Data records for software interfaces:
▬▬▬

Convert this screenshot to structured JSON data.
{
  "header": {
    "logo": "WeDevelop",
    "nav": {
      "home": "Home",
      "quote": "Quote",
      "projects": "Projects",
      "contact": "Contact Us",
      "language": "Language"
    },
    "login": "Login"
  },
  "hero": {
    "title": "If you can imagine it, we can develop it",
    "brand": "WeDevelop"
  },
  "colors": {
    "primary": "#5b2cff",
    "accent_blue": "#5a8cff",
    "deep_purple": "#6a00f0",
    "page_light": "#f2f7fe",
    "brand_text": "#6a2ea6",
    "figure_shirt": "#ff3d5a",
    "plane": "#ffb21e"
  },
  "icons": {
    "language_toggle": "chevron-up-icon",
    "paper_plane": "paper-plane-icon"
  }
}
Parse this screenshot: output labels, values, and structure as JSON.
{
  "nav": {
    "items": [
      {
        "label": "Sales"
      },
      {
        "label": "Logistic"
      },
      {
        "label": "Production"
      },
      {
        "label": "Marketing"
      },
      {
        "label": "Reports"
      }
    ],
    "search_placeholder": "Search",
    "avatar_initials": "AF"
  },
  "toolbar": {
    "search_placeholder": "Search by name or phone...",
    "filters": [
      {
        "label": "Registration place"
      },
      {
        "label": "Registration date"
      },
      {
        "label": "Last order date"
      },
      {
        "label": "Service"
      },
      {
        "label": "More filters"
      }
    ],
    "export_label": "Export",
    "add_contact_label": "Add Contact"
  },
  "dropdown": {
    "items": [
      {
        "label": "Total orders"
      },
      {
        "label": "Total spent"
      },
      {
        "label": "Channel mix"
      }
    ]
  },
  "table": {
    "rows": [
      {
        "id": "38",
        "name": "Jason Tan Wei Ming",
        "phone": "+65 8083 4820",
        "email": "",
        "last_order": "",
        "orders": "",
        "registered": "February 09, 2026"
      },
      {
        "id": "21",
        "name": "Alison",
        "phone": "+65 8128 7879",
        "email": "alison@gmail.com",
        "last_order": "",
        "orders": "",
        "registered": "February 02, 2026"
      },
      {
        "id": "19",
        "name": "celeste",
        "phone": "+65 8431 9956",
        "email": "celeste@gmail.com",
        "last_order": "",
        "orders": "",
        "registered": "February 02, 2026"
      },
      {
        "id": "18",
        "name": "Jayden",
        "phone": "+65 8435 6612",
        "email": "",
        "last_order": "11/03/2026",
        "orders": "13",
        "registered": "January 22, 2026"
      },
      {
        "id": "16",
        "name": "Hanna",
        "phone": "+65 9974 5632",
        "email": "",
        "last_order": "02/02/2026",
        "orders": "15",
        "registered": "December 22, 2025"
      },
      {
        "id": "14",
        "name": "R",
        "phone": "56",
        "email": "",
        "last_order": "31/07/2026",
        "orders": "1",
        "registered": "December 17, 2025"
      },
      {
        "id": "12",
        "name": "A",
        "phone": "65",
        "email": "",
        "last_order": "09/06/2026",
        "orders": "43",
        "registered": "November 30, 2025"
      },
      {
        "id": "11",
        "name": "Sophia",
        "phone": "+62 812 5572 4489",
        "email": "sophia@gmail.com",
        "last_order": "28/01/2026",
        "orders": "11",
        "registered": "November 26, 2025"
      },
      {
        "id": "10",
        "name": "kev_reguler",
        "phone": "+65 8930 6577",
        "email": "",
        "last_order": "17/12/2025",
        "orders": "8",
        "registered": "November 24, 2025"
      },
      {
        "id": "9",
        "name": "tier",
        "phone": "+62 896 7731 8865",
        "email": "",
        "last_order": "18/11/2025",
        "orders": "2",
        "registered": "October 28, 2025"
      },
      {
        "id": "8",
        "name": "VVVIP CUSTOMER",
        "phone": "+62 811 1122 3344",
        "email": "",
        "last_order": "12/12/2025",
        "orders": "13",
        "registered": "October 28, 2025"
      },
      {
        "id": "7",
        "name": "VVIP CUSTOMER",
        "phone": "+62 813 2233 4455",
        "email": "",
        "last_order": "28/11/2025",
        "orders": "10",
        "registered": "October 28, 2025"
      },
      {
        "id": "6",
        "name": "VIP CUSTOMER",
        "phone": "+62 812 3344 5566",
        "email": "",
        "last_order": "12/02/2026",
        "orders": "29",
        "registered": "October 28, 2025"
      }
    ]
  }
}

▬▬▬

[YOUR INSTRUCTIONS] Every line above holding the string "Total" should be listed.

[RESPONSE TO THIS EXERCISE]
        "label": "Total orders"
        "label": "Total spent"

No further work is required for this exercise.